#### [What you have to do]
Look for the word "time" in the material below, then report each line where it occurs.

#### [Records]

──────────────────────────────

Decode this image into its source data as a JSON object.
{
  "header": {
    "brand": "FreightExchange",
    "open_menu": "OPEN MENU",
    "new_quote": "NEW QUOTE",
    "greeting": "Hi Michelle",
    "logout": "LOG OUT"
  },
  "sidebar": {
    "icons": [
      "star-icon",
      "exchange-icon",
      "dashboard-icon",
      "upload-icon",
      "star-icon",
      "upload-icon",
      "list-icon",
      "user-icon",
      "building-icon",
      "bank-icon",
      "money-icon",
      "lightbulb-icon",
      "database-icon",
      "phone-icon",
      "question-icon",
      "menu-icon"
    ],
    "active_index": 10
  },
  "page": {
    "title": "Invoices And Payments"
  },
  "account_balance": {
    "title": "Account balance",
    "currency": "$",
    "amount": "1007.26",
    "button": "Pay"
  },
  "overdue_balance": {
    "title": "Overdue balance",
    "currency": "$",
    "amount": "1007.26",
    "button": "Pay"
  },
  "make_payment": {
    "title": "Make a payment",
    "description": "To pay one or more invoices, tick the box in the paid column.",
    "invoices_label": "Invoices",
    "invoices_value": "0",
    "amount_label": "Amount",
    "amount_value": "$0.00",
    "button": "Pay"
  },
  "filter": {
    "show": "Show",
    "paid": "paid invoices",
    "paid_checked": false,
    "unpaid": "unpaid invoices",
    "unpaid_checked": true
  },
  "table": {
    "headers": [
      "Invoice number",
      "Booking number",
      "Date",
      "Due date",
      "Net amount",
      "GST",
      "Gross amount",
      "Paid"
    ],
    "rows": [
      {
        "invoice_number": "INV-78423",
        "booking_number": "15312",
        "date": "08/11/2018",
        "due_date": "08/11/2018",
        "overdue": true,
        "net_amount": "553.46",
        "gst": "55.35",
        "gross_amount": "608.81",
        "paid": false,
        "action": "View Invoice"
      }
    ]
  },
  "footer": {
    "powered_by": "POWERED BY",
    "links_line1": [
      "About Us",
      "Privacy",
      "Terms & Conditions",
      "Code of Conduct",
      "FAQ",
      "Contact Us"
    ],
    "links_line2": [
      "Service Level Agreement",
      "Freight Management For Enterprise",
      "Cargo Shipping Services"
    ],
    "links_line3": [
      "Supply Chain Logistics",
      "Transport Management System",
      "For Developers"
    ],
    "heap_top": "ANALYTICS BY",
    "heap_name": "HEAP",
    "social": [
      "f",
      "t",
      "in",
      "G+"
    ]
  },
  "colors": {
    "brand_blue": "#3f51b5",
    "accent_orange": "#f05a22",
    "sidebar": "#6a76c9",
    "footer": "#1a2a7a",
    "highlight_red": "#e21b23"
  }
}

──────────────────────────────

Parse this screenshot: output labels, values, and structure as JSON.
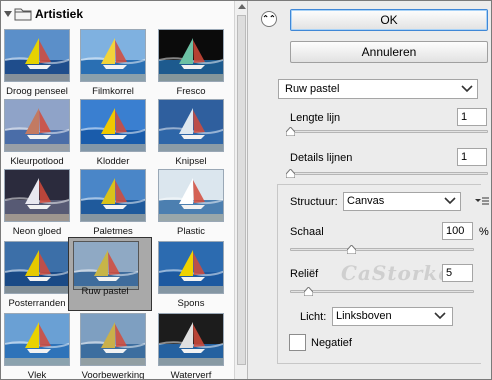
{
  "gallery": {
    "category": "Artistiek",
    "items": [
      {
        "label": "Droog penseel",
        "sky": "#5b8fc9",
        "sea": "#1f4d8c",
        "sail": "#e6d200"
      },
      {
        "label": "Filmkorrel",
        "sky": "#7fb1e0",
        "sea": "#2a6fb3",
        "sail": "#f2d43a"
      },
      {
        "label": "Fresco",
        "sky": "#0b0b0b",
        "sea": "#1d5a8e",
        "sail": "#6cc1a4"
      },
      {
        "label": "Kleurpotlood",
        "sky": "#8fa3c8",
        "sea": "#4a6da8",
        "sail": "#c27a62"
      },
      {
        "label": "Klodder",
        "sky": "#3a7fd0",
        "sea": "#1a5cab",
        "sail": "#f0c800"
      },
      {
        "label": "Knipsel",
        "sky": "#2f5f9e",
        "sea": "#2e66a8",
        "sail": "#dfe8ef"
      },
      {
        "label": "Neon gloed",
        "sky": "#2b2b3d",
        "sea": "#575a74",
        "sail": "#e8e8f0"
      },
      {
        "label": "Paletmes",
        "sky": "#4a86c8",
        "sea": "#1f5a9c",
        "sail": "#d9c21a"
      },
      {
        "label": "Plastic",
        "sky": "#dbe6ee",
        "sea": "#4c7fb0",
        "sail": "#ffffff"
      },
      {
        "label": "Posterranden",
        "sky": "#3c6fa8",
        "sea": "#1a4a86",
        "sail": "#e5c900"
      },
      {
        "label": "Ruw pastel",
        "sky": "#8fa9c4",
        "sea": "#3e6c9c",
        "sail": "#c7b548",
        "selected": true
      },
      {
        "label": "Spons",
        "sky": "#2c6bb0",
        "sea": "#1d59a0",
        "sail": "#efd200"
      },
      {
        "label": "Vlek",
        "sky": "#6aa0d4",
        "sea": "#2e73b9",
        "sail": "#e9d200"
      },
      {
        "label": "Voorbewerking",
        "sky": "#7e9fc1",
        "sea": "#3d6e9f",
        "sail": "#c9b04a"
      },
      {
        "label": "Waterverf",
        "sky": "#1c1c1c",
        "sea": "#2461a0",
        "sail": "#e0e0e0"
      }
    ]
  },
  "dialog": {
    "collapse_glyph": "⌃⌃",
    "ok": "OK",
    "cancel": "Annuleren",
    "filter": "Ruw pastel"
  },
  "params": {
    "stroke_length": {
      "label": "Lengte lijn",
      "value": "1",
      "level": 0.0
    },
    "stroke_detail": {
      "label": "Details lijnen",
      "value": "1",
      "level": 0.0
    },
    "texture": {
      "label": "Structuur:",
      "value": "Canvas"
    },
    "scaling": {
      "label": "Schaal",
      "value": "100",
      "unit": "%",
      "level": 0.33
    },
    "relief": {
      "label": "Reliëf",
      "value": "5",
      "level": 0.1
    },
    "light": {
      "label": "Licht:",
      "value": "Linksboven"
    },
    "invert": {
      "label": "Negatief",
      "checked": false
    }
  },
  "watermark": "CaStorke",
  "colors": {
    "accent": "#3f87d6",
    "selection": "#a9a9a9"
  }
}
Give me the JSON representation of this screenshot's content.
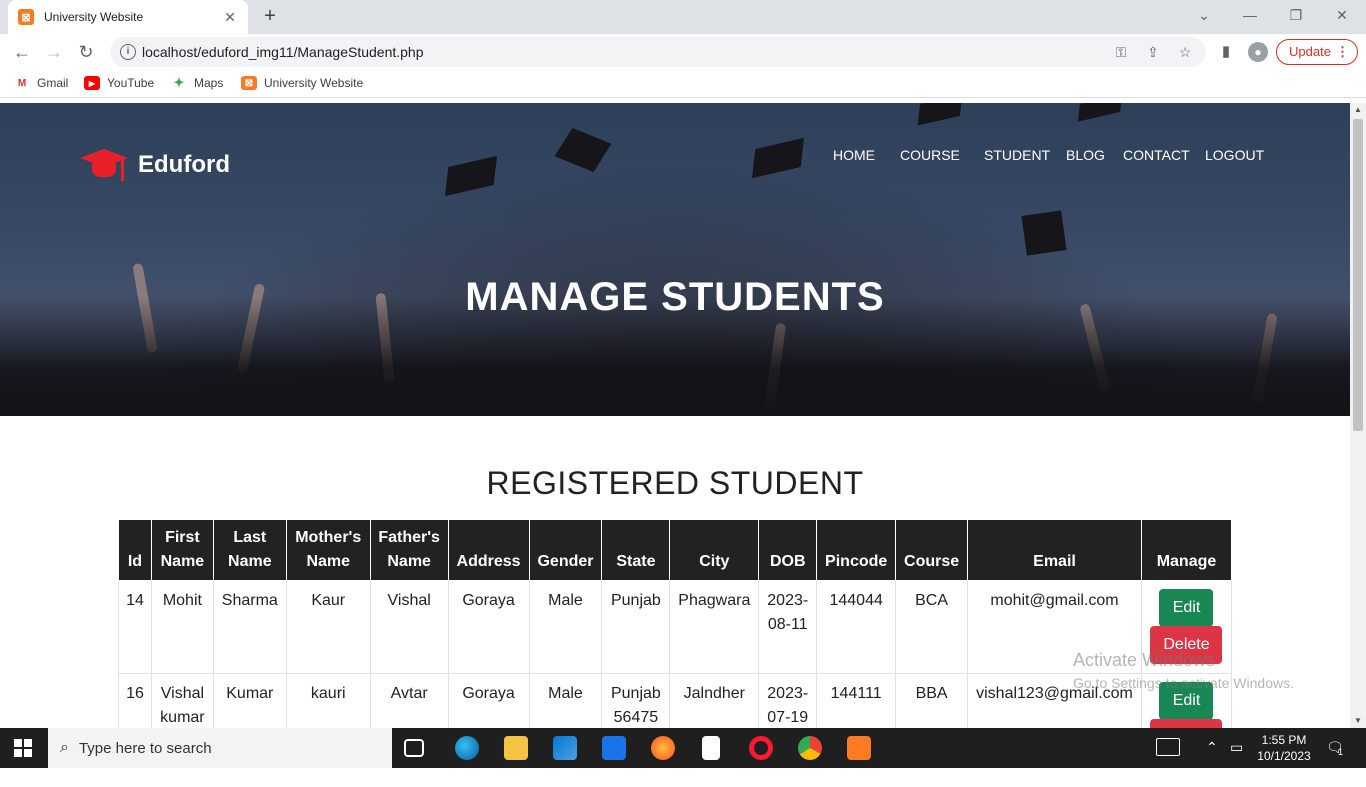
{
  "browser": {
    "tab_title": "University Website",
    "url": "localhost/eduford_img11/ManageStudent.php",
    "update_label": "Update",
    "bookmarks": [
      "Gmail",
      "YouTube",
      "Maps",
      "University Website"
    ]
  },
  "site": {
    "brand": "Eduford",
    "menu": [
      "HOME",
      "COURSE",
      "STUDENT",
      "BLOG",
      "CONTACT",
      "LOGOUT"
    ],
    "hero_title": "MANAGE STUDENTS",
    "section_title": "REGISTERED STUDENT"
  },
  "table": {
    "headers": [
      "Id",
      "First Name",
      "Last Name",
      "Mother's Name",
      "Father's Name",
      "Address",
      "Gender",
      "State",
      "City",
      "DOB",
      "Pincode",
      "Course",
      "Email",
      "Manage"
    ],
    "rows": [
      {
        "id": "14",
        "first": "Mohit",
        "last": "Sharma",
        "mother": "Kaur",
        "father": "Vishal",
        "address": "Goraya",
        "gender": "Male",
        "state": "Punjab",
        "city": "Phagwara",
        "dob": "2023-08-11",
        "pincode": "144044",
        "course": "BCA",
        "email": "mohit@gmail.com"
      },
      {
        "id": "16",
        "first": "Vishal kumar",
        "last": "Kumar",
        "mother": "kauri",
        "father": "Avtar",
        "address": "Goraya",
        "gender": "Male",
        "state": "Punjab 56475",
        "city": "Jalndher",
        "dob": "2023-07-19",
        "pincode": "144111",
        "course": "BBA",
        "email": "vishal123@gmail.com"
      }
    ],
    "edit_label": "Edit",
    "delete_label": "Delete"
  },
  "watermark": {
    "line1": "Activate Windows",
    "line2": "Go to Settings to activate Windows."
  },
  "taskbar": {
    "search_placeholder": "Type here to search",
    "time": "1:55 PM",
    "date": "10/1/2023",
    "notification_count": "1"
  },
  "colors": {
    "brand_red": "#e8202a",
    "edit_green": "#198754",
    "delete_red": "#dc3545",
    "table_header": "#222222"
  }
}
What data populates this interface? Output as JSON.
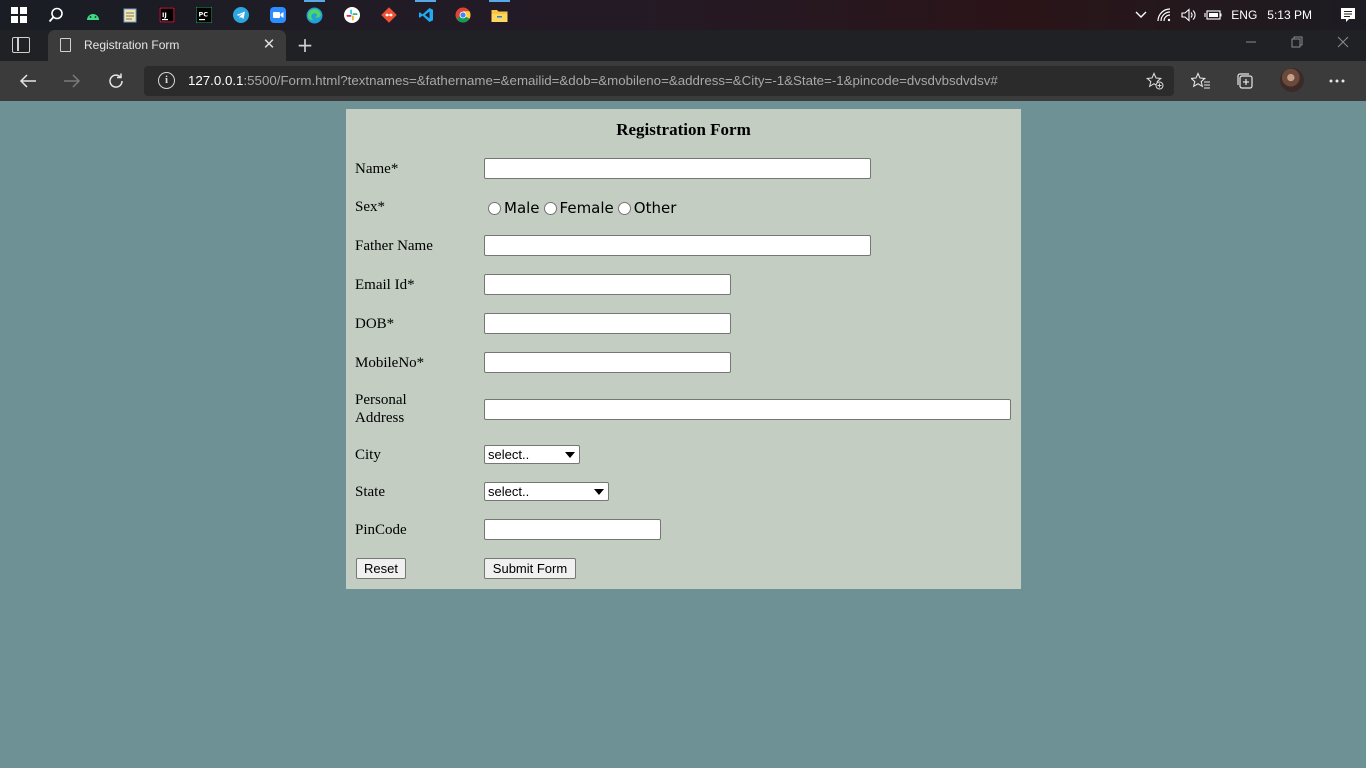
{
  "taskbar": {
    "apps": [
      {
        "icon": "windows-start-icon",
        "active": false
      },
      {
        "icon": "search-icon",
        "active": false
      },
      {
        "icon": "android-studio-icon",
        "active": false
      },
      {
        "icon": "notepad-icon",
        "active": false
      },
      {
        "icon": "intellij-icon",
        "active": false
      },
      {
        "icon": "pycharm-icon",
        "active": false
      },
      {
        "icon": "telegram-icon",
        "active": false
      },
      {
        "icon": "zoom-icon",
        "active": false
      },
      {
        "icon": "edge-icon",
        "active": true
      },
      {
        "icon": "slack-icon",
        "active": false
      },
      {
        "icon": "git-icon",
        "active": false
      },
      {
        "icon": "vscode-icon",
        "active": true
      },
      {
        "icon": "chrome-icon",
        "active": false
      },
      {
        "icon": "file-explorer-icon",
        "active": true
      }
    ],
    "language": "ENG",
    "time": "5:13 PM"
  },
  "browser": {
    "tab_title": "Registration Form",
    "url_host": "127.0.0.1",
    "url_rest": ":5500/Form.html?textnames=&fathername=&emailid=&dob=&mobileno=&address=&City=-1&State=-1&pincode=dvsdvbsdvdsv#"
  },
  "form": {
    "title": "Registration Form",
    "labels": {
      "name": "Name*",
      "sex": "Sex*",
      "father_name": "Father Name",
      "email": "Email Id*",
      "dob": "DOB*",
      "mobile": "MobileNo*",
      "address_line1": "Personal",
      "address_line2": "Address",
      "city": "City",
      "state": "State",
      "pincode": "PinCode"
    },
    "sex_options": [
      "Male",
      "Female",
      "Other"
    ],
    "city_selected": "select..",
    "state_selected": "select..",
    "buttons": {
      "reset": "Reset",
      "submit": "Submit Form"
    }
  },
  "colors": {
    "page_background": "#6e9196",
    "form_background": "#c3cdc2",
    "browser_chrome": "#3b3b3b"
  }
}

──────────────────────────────

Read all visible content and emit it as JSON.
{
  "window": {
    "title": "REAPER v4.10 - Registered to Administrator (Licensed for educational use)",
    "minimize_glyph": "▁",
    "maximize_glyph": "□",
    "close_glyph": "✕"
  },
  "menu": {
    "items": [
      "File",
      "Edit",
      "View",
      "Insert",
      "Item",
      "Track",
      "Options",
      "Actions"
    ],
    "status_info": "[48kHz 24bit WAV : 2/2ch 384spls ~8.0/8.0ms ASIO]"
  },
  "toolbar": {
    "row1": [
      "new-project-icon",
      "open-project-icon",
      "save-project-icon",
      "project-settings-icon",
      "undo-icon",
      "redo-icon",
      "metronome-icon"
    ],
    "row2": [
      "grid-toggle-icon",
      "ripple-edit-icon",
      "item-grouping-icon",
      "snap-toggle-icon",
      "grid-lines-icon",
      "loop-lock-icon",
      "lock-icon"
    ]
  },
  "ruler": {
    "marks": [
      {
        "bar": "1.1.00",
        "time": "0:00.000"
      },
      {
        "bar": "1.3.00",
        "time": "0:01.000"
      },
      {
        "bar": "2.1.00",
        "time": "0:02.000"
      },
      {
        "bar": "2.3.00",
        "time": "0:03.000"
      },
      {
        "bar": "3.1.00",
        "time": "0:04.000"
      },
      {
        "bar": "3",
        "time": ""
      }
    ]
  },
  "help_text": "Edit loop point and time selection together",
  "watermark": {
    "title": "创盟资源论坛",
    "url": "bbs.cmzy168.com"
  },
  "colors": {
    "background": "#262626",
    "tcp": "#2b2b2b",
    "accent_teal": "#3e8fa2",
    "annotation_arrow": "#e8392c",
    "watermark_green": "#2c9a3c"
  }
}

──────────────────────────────

#### [Your solution]
    "time": "1:55 PM",
    "time": "5:13 PM"
        "time": "0:00.000"
        "time": "0:01.000"
        "time": "0:02.000"
        "time": "0:03.000"
        "time": "0:04.000"
        "time": ""
  "help_text": "Edit loop point and time selection together",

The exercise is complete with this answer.